Igloolik has a very young population. The 2011 Census counted 225 pre-school and 425 school-age children, making 45% of the population under 18. The median age of the community is 21.1 and only 2% of the population is over 65. There is considerable effort to preserve the knowledge of Igloolik’s few Elders. Through an active Elders group, the Inullariit Society, the Elders teach valuable land skills and traditional sewing techniques to the community. The Igloolik Research Centre has also spearheaded the Igloolik Oral History Database, a project aimed at preserving the Elders’ traditional knowledge.


Igloolik is one of the communities benefiting from the economic stimulus of decentralized Government of Nunavut offices. It is the location of community development positions for the Department of Culture and Heritage, and wildlife management for the Department of Environment. In addition to government employment and the local service wage economy, many residents hunt and fish to provide for their families. Igloolik also has a significant cultural industry, with Isuma Productions and Artcirq based here. Providing traditional items of clothing, tools and household items for films is also a part of this industry. Tourism offers seasonal employment for guides, outfitters, and cultural performers.

There are no bank branches in Igloolik and cash supplies can often become very limited. The Northern and Co-op Stores offer “light banking” services, which may include the ability to maintain a small cash account with the store, cash cheques, etc. An ATM with a limited cash supply is available at the Northern Store. Interac and credit card services are available at most retail stores. It is highly recommended that newcomers establish Internet banking services and online methods of bill payment, particularly since postal service can often be delayed when bad weather disrupts transportation.


Located adjacent to Hall Beach and sharing the same geographic area, Igloolik also has the same abundant coastal wildlife, including walrus, seals, beluga whales, and polar bears. The relatively flat topography supports a large bird population during the summer season, specifically ground nesting species such as ducks, geese, loons, plovers, snow buntings and snowy owls. Small game is present throughout the area. People fish locally for Arctic char and lake trout, and collect bird eggs in the spring.
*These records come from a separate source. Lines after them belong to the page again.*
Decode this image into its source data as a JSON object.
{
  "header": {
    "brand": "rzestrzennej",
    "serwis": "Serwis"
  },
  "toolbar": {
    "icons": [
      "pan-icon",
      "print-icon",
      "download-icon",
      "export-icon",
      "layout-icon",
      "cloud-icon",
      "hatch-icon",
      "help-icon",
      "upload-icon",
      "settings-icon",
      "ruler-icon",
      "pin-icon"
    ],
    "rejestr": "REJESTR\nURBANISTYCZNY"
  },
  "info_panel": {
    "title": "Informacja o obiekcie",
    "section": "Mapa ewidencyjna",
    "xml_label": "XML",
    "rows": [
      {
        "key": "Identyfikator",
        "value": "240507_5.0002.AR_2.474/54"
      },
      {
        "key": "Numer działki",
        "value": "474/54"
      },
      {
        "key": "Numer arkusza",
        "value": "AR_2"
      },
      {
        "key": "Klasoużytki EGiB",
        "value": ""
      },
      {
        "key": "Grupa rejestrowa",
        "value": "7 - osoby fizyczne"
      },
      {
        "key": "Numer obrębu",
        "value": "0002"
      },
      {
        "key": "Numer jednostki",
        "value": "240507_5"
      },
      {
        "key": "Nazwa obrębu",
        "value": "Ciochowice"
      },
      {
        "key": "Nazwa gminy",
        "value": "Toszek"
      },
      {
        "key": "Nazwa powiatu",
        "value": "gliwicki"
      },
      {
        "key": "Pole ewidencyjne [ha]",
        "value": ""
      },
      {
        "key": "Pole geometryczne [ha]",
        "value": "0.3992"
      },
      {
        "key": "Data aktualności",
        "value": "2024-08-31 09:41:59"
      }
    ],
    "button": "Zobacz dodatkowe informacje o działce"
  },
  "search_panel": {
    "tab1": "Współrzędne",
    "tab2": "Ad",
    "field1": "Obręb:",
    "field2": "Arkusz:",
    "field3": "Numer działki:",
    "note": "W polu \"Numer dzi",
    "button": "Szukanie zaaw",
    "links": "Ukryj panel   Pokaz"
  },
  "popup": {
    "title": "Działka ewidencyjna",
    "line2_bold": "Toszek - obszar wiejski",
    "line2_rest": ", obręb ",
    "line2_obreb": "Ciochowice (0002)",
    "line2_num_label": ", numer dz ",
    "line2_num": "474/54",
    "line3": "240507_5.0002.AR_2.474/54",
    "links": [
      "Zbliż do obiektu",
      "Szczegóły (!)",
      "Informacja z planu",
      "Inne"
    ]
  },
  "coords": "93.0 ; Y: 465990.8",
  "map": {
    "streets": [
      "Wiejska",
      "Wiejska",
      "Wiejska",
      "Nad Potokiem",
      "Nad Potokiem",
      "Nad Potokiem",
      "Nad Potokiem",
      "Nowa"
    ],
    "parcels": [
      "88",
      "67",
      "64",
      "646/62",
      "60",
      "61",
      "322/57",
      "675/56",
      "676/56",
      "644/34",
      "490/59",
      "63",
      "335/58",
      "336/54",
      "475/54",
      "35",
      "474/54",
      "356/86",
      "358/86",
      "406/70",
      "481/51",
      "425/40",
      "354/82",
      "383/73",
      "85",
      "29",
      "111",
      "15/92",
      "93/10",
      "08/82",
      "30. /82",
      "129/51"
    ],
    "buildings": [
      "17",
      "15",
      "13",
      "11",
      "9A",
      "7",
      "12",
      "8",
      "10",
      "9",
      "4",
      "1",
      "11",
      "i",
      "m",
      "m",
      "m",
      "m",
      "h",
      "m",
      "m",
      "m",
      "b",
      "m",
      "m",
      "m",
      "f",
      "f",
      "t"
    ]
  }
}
Further Reading: 
  • Bennett, John and Susan Rowley, eds. Uqalurait: an oral history of Nunavut. Montreal & Kingston: McGill-Queen’s University Press, 2004.
  • Dorais, Louis-Jacques: The language of the Inuit: syntax, semantics and society in the Arctic. Montreal & Kingston: McGill-Queen’s University Press, 2010.
  • Georgia: An Arctic diary. Edmonton: Hurtig, 1971.
  • Issenman, Betty Kobayashi. Sinews of Survival: the living legacy of Inuit clothing. Vancouver: UBC Press, 1997.
  • MacDonald, John. The Arctic sky: Inuit astronomy, star lore and legend. Iqaluit & Toronto: Nunavut Research Institute and Royal Ontario Museum, 1998.
  • McGhee, Robert. The last imaginary place: a human history of the Arctic world. Toronto: Key Porter Books, Canadian Museum of Civilization, 2004.
  • Morrison, David and Georges-Hébert Germain. Inuit: glimpses of an Arctic past. Hull: Canadian Museum of Civilization, 1995.
  • Pauktuutit Inuit Women of Canada. The Inuit way: a guide to Inuit culture, rev. ed. Ottawa: Pauktuutit Inuit Women of Canada, 2006.
  • Rasmussen, Knud. Intellectual culture of the Iglulik Eskimos (Fifth Thule Expedition, v. 7) and Material culture of the Iglulik Eskimos (Fifth Thule Expedition, v. 6 no. 1). New York: AMS Press, 1976
  • Rowley, Graham W.: Cold comfort: my love affair with the Arctic. Montreal & Kingston: McGill-Queen’s University Press, 1996.